START EXERCISE MATERIAL
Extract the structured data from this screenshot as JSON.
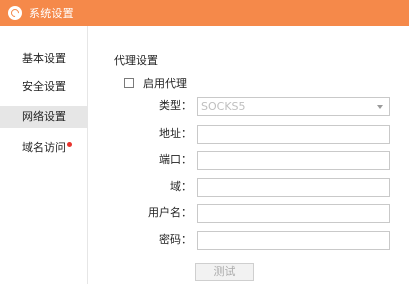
{
  "window": {
    "title": "系统设置",
    "accent": "#f5894a"
  },
  "sidebar": {
    "items": [
      {
        "label": "基本设置",
        "active": false
      },
      {
        "label": "安全设置",
        "active": false
      },
      {
        "label": "网络设置",
        "active": true
      },
      {
        "label": "域名访问",
        "active": false,
        "badge": "red-dot"
      }
    ]
  },
  "proxy": {
    "section_title": "代理设置",
    "enable_label": "启用代理",
    "enabled": false,
    "fields": {
      "type": {
        "label": "类型：",
        "value": "SOCKS5"
      },
      "address": {
        "label": "地址：",
        "value": ""
      },
      "port": {
        "label": "端口：",
        "value": ""
      },
      "domain": {
        "label": "域：",
        "value": ""
      },
      "username": {
        "label": "用户名：",
        "value": ""
      },
      "password": {
        "label": "密码：",
        "value": ""
      }
    },
    "test_label": "测试"
  }
}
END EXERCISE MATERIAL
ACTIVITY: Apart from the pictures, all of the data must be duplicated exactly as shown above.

EXERCISE RESPONSE:
Extract the structured data from this screenshot as JSON.
{
  "window": {
    "title": "系统设置",
    "accent": "#f5894a"
  },
  "sidebar": {
    "items": [
      {
        "label": "基本设置",
        "active": false
      },
      {
        "label": "安全设置",
        "active": false
      },
      {
        "label": "网络设置",
        "active": true
      },
      {
        "label": "域名访问",
        "active": false,
        "badge": "red-dot"
      }
    ]
  },
  "proxy": {
    "section_title": "代理设置",
    "enable_label": "启用代理",
    "enabled": false,
    "fields": {
      "type": {
        "label": "类型：",
        "value": "SOCKS5"
      },
      "address": {
        "label": "地址：",
        "value": ""
      },
      "port": {
        "label": "端口：",
        "value": ""
      },
      "domain": {
        "label": "域：",
        "value": ""
      },
      "username": {
        "label": "用户名：",
        "value": ""
      },
      "password": {
        "label": "密码：",
        "value": ""
      }
    },
    "test_label": "测试"
  }
}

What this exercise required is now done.